WORK REQUIRED —
Each line holding the string "icon" is to be copied from the data.
========================================
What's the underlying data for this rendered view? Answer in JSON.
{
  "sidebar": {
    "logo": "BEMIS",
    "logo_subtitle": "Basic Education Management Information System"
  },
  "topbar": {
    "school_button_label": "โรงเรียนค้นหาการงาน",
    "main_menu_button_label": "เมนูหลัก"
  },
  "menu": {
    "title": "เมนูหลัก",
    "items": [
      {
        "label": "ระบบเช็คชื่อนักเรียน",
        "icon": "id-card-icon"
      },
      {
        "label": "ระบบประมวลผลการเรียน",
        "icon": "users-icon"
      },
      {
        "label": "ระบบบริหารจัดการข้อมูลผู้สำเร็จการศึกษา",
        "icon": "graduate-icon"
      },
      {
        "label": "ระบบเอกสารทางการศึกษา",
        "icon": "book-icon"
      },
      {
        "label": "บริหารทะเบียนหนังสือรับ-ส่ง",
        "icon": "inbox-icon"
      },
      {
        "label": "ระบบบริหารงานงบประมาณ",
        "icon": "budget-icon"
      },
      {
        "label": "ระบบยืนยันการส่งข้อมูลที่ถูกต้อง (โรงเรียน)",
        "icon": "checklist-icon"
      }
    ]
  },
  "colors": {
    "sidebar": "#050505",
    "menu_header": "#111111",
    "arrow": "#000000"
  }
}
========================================
EXERCISE SOLUTION —
        "icon": "id-card-icon"
        "icon": "users-icon"
        "icon": "graduate-icon"
        "icon": "book-icon"
        "icon": "inbox-icon"
        "icon": "budget-icon"
        "icon": "checklist-icon"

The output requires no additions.